One of the aforementioned “little things” that you will start to see more of is the “in-play” watering of greens, tees and fairways. Some players get frustrated that water is applied to surfaces (especially putting) during their round. Unfortunately, the longest days of summer combined with heat and heavy member traffic often require a quick mid-day watering to help our greens survive the day. Members have asked why we don’t just “put on more water at night” and the answer is again the often lamented Poa annua. Poa is a short-rooted turf that doesn’t handle heat very well. During heat stress, roots contract and are often no more than 1-2 inches long on greens during the peak of summer. It doesn’t take long for those 1-2 inches to dry out in July which forces us to get out the hoses. You could put a million gallons on the grass at night and water the soil 10 feet deep, but it’s often just the top 2 inches that matter during the summer.
On fairways, tees and in the rough, we try to maintain a balance between firm conditions, available labor to hand water, and conserving our often limited water resources in the creek. This leads to extra daytime watering to keep from losing turf. We will do everything possible to limit interruption of play for watering purposes, but please be as courteous as possible to the workers out there. It only takes a couple of minutes to syringe a green and they will soon be out of your way. There were a couple of close calls last year with groups hitting into workers, and we don’t want anyone to get hurt. Thank you for your patience.
Speaking of water, our little water project is nicely on-track. The well was tested and deemed to be officially over 1000 gallons per minute which is triple the flow of our first well! This is more than we could have hoped for and has thrown a “positive” monkey wrench into our plans. We are finalizing some necessary adjustments to pump capacities, pipe sizing and some other boring stuff to accommodate the extra flow. These little adjustments are adding a little time, but we are still set to have this project mostly complete by this fall. By the end of July, we should have our permits in place and begin work on our new range house. Electrical work and plumbing should happen shortly after. When we get things moving, be sure to check my blog for pictures and updates as we proceed.
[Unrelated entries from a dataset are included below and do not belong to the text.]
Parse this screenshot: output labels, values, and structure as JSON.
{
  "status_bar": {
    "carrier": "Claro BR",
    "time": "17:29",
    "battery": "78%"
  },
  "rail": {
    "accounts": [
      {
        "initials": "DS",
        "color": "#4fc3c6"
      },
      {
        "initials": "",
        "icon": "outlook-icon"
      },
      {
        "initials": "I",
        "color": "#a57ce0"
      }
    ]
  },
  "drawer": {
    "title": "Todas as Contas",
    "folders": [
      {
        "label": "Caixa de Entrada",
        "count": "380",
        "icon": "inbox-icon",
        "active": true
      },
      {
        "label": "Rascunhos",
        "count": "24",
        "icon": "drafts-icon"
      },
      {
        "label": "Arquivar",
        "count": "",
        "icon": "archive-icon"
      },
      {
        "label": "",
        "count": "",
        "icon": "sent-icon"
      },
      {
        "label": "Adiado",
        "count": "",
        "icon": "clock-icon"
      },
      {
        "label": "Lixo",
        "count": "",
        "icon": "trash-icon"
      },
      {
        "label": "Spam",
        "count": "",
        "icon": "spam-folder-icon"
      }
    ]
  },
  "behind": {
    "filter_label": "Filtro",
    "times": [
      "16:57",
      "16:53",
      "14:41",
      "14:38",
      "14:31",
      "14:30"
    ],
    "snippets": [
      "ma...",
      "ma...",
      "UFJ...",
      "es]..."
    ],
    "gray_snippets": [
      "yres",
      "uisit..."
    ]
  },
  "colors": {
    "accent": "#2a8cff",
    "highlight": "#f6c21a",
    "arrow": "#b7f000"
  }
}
Finally, by popular demand, a few reminders about the things you can do as a member to help keep the course in shape during the heat of summer.
1. Cart Traffic – As the summer play increases, regular cart traffic creates a great deal of wear and tear especially around greens and tees. In the heat of summer, grass doesn’t grow or recover nearly as quick as in the spring. Make an effort to spread your traffic out and avoid driving where the turf is obviously discolored, weak, or dry. Also, keep you carts as far away from greens and tees as possible (at least 30’) while using the available cart paths. During wet periods, extra attention to roped-off areas and course signage will also help minimize damage.
2. Fix ball marks and replace your divots…properly! – Whenever possible, replace your divots and give them a firm stomping to achieve the best soil contact. Don’t forget to try to replace on the par-3 tees. If (and only if) the divot is shattered and unusable, fill the hole with sand and seed if available and smooth with your foot or club. With around 26,000 rounds of golf played here every year - assuming a generous average score of 85 (subtracting 35 putts/chips and 20 non-divot shots/drivers) that’s still almost 800,000 divots that could be taken on the golf course during the course of the season. With a little help from our members and guests, we can help them heal as quickly as possible.
3. Range tee usage - Our range tee is incredibly undersized for our quantity of play. In order to keep the grass tee usable during the summer, make your divot pattern on the tee as concentrated and efficient as possible. Many of the professionals have started using a “straight line” method starting forward and taking the next divot directly behind the first. This leaves a nice straight “trench” of divots and uses the least amount of turf. If they run out of room, they start another trench adjacent to the first, leaving a little turf between. This is easy to fill and heals much more quickly than a large, random assortment of divots.
4. Bug Spray – Bug spray will discolor and damage turf. Please apply on the cart path only!
Keeping the golf course healthy and playable through July is one of the biggest challenges we face each season. With a little help from you all, we will be more successful.